■ Records for processing:
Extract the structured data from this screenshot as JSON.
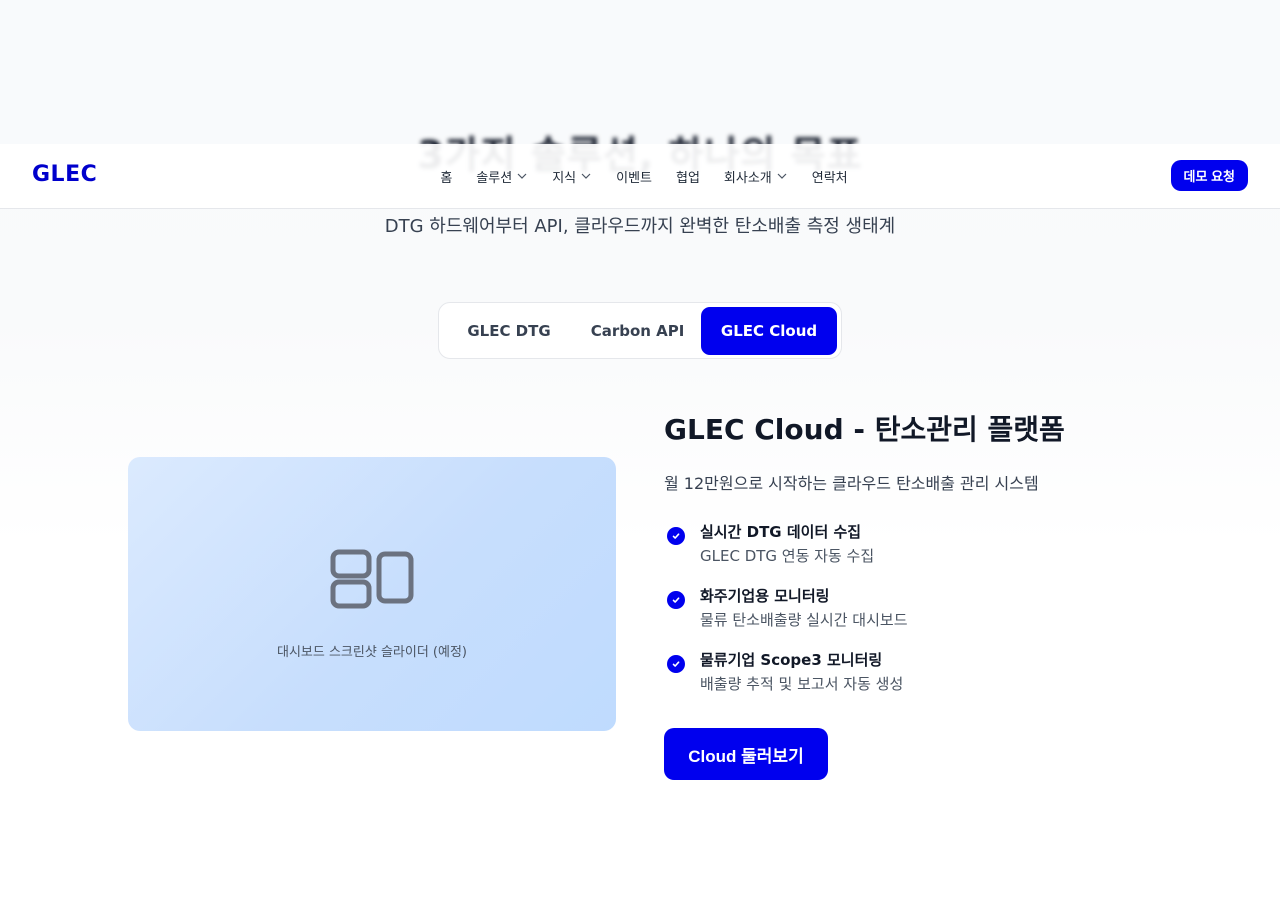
{
  "hero": {
    "title": "3가지 솔루션, 하나의 목표",
    "subtitle": "DTG 하드웨어부터 API, 클라우드까지 완벽한 탄소배출 측정 생태계"
  },
  "header": {
    "logo": "GLEC",
    "nav": [
      {
        "label": "홈",
        "has_dropdown": false
      },
      {
        "label": "솔루션",
        "has_dropdown": true
      },
      {
        "label": "지식",
        "has_dropdown": true
      },
      {
        "label": "이벤트",
        "has_dropdown": false
      },
      {
        "label": "협업",
        "has_dropdown": false
      },
      {
        "label": "회사소개",
        "has_dropdown": true
      },
      {
        "label": "연락처",
        "has_dropdown": false
      }
    ],
    "demo_button": "데모 요청"
  },
  "tabs": [
    {
      "label": "GLEC DTG",
      "active": false
    },
    {
      "label": "Carbon API",
      "active": false
    },
    {
      "label": "GLEC Cloud",
      "active": true
    }
  ],
  "preview": {
    "icon": "dashboard-icon",
    "caption": "대시보드 스크린샷 슬라이더 (예정)"
  },
  "product": {
    "title": "GLEC Cloud - 탄소관리 플랫폼",
    "description": "월 12만원으로 시작하는 클라우드 탄소배출 관리 시스템",
    "features": [
      {
        "title": "실시간 DTG 데이터 수집",
        "subtitle": "GLEC DTG 연동 자동 수집"
      },
      {
        "title": "화주기업용 모니터링",
        "subtitle": "물류 탄소배출량 실시간 대시보드"
      },
      {
        "title": "물류기업 Scope3 모니터링",
        "subtitle": "배출량 추적 및 보고서 자동 생성"
      }
    ],
    "cta": "Cloud 둘러보기"
  },
  "colors": {
    "accent": "#0000ee",
    "logo": "#0000cc",
    "preview_bg": "#c7defd"
  }
}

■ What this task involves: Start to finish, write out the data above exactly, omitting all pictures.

■ Solution:
Extract the structured data from this screenshot as JSON.
{
  "hero": {
    "title": "3가지 솔루션, 하나의 목표",
    "subtitle": "DTG 하드웨어부터 API, 클라우드까지 완벽한 탄소배출 측정 생태계"
  },
  "header": {
    "logo": "GLEC",
    "nav": [
      {
        "label": "홈",
        "has_dropdown": false
      },
      {
        "label": "솔루션",
        "has_dropdown": true
      },
      {
        "label": "지식",
        "has_dropdown": true
      },
      {
        "label": "이벤트",
        "has_dropdown": false
      },
      {
        "label": "협업",
        "has_dropdown": false
      },
      {
        "label": "회사소개",
        "has_dropdown": true
      },
      {
        "label": "연락처",
        "has_dropdown": false
      }
    ],
    "demo_button": "데모 요청"
  },
  "tabs": [
    {
      "label": "GLEC DTG",
      "active": false
    },
    {
      "label": "Carbon API",
      "active": false
    },
    {
      "label": "GLEC Cloud",
      "active": true
    }
  ],
  "preview": {
    "icon": "dashboard-icon",
    "caption": "대시보드 스크린샷 슬라이더 (예정)"
  },
  "product": {
    "title": "GLEC Cloud - 탄소관리 플랫폼",
    "description": "월 12만원으로 시작하는 클라우드 탄소배출 관리 시스템",
    "features": [
      {
        "title": "실시간 DTG 데이터 수집",
        "subtitle": "GLEC DTG 연동 자동 수집"
      },
      {
        "title": "화주기업용 모니터링",
        "subtitle": "물류 탄소배출량 실시간 대시보드"
      },
      {
        "title": "물류기업 Scope3 모니터링",
        "subtitle": "배출량 추적 및 보고서 자동 생성"
      }
    ],
    "cta": "Cloud 둘러보기"
  },
  "colors": {
    "accent": "#0000ee",
    "logo": "#0000cc",
    "preview_bg": "#c7defd"
  }
}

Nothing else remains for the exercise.